START Material to process

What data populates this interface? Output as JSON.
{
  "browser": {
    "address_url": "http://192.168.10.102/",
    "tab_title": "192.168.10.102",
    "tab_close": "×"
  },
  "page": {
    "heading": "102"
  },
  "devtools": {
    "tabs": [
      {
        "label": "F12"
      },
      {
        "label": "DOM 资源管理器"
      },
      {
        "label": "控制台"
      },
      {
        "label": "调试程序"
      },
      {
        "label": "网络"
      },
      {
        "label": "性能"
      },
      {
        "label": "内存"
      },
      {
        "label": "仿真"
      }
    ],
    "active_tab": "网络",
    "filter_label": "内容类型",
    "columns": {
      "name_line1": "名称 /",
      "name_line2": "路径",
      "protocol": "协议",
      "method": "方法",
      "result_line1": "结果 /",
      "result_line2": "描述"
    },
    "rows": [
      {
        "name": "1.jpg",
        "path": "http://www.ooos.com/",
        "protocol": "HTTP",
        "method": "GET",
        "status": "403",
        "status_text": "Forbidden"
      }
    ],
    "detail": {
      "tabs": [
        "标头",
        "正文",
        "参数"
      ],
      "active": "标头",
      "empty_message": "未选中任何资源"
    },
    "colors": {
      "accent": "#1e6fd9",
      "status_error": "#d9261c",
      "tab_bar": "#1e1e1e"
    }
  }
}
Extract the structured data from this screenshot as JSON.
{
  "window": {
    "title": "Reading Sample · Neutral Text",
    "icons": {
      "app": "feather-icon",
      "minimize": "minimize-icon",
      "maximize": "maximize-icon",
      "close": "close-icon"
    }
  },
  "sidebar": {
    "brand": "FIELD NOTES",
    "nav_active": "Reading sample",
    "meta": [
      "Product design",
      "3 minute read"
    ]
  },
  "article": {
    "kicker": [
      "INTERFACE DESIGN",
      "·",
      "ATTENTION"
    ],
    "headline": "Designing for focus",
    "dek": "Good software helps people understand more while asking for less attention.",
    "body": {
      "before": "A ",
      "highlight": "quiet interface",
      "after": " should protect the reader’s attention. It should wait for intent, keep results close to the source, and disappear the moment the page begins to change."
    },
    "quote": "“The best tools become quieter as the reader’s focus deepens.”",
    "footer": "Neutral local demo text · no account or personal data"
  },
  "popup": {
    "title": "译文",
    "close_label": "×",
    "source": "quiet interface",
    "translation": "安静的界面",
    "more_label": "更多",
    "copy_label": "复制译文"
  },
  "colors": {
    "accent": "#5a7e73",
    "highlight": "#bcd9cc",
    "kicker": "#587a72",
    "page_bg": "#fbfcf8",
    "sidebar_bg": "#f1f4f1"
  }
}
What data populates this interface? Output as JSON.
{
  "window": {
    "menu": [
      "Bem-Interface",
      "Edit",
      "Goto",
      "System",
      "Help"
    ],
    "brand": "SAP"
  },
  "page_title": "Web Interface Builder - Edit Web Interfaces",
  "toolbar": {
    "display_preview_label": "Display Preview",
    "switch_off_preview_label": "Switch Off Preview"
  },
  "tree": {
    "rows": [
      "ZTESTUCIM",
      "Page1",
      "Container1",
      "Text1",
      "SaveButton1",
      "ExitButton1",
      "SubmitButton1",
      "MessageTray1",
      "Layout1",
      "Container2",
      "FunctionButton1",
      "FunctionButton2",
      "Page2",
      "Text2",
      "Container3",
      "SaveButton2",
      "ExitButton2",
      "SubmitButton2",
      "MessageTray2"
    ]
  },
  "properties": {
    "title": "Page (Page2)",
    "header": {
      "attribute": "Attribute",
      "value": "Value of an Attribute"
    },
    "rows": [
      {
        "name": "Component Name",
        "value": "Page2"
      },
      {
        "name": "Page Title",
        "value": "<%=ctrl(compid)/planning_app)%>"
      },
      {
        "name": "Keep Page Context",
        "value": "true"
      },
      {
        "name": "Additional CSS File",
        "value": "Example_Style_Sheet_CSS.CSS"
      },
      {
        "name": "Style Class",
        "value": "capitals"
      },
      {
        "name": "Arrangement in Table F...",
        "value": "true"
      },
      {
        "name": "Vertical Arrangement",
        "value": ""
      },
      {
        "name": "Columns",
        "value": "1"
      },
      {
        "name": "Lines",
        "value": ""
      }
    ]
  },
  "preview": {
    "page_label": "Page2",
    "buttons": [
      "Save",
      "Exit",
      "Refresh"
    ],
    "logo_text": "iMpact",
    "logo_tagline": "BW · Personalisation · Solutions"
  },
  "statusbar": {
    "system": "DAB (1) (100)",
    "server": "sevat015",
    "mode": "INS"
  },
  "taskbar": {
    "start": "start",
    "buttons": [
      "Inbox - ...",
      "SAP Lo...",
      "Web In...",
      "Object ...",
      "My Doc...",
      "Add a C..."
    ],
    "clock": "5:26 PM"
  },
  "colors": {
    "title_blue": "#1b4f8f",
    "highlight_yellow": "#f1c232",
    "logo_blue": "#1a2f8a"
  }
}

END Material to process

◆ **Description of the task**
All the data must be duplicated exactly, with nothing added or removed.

◆ **Written response**
What data populates this interface? Output as JSON.
{
  "browser": {
    "address_url": "http://192.168.10.102/",
    "tab_title": "192.168.10.102",
    "tab_close": "×"
  },
  "page": {
    "heading": "102"
  },
  "devtools": {
    "tabs": [
      {
        "label": "F12"
      },
      {
        "label": "DOM 资源管理器"
      },
      {
        "label": "控制台"
      },
      {
        "label": "调试程序"
      },
      {
        "label": "网络"
      },
      {
        "label": "性能"
      },
      {
        "label": "内存"
      },
      {
        "label": "仿真"
      }
    ],
    "active_tab": "网络",
    "filter_label": "内容类型",
    "columns": {
      "name_line1": "名称 /",
      "name_line2": "路径",
      "protocol": "协议",
      "method": "方法",
      "result_line1": "结果 /",
      "result_line2": "描述"
    },
    "rows": [
      {
        "name": "1.jpg",
        "path": "http://www.ooos.com/",
        "protocol": "HTTP",
        "method": "GET",
        "status": "403",
        "status_text": "Forbidden"
      }
    ],
    "detail": {
      "tabs": [
        "标头",
        "正文",
        "参数"
      ],
      "active": "标头",
      "empty_message": "未选中任何资源"
    },
    "colors": {
      "accent": "#1e6fd9",
      "status_error": "#d9261c",
      "tab_bar": "#1e1e1e"
    }
  }
}
Extract the structured data from this screenshot as JSON.
{
  "window": {
    "title": "Reading Sample · Neutral Text",
    "icons": {
      "app": "feather-icon",
      "minimize": "minimize-icon",
      "maximize": "maximize-icon",
      "close": "close-icon"
    }
  },
  "sidebar": {
    "brand": "FIELD NOTES",
    "nav_active": "Reading sample",
    "meta": [
      "Product design",
      "3 minute read"
    ]
  },
  "article": {
    "kicker": [
      "INTERFACE DESIGN",
      "·",
      "ATTENTION"
    ],
    "headline": "Designing for focus",
    "dek": "Good software helps people understand more while asking for less attention.",
    "body": {
      "before": "A ",
      "highlight": "quiet interface",
      "after": " should protect the reader’s attention. It should wait for intent, keep results close to the source, and disappear the moment the page begins to change."
    },
    "quote": "“The best tools become quieter as the reader’s focus deepens.”",
    "footer": "Neutral local demo text · no account or personal data"
  },
  "popup": {
    "title": "译文",
    "close_label": "×",
    "source": "quiet interface",
    "translation": "安静的界面",
    "more_label": "更多",
    "copy_label": "复制译文"
  },
  "colors": {
    "accent": "#5a7e73",
    "highlight": "#bcd9cc",
    "kicker": "#587a72",
    "page_bg": "#fbfcf8",
    "sidebar_bg": "#f1f4f1"
  }
}
What data populates this interface? Output as JSON.
{
  "window": {
    "menu": [
      "Bem-Interface",
      "Edit",
      "Goto",
      "System",
      "Help"
    ],
    "brand": "SAP"
  },
  "page_title": "Web Interface Builder - Edit Web Interfaces",
  "toolbar": {
    "display_preview_label": "Display Preview",
    "switch_off_preview_label": "Switch Off Preview"
  },
  "tree": {
    "rows": [
      "ZTESTUCIM",
      "Page1",
      "Container1",
      "Text1",
      "SaveButton1",
      "ExitButton1",
      "SubmitButton1",
      "MessageTray1",
      "Layout1",
      "Container2",
      "FunctionButton1",
      "FunctionButton2",
      "Page2",
      "Text2",
      "Container3",
      "SaveButton2",
      "ExitButton2",
      "SubmitButton2",
      "MessageTray2"
    ]
  },
  "properties": {
    "title": "Page (Page2)",
    "header": {
      "attribute": "Attribute",
      "value": "Value of an Attribute"
    },
    "rows": [
      {
        "name": "Component Name",
        "value": "Page2"
      },
      {
        "name": "Page Title",
        "value": "<%=ctrl(compid)/planning_app)%>"
      },
      {
        "name": "Keep Page Context",
        "value": "true"
      },
      {
        "name": "Additional CSS File",
        "value": "Example_Style_Sheet_CSS.CSS"
      },
      {
        "name": "Style Class",
        "value": "capitals"
      },
      {
        "name": "Arrangement in Table F...",
        "value": "true"
      },
      {
        "name": "Vertical Arrangement",
        "value": ""
      },
      {
        "name": "Columns",
        "value": "1"
      },
      {
        "name": "Lines",
        "value": ""
      }
    ]
  },
  "preview": {
    "page_label": "Page2",
    "buttons": [
      "Save",
      "Exit",
      "Refresh"
    ],
    "logo_text": "iMpact",
    "logo_tagline": "BW · Personalisation · Solutions"
  },
  "statusbar": {
    "system": "DAB (1) (100)",
    "server": "sevat015",
    "mode": "INS"
  },
  "taskbar": {
    "start": "start",
    "buttons": [
      "Inbox - ...",
      "SAP Lo...",
      "Web In...",
      "Object ...",
      "My Doc...",
      "Add a C..."
    ],
    "clock": "5:26 PM"
  },
  "colors": {
    "title_blue": "#1b4f8f",
    "highlight_yellow": "#f1c232",
    "logo_blue": "#1a2f8a"
  }
}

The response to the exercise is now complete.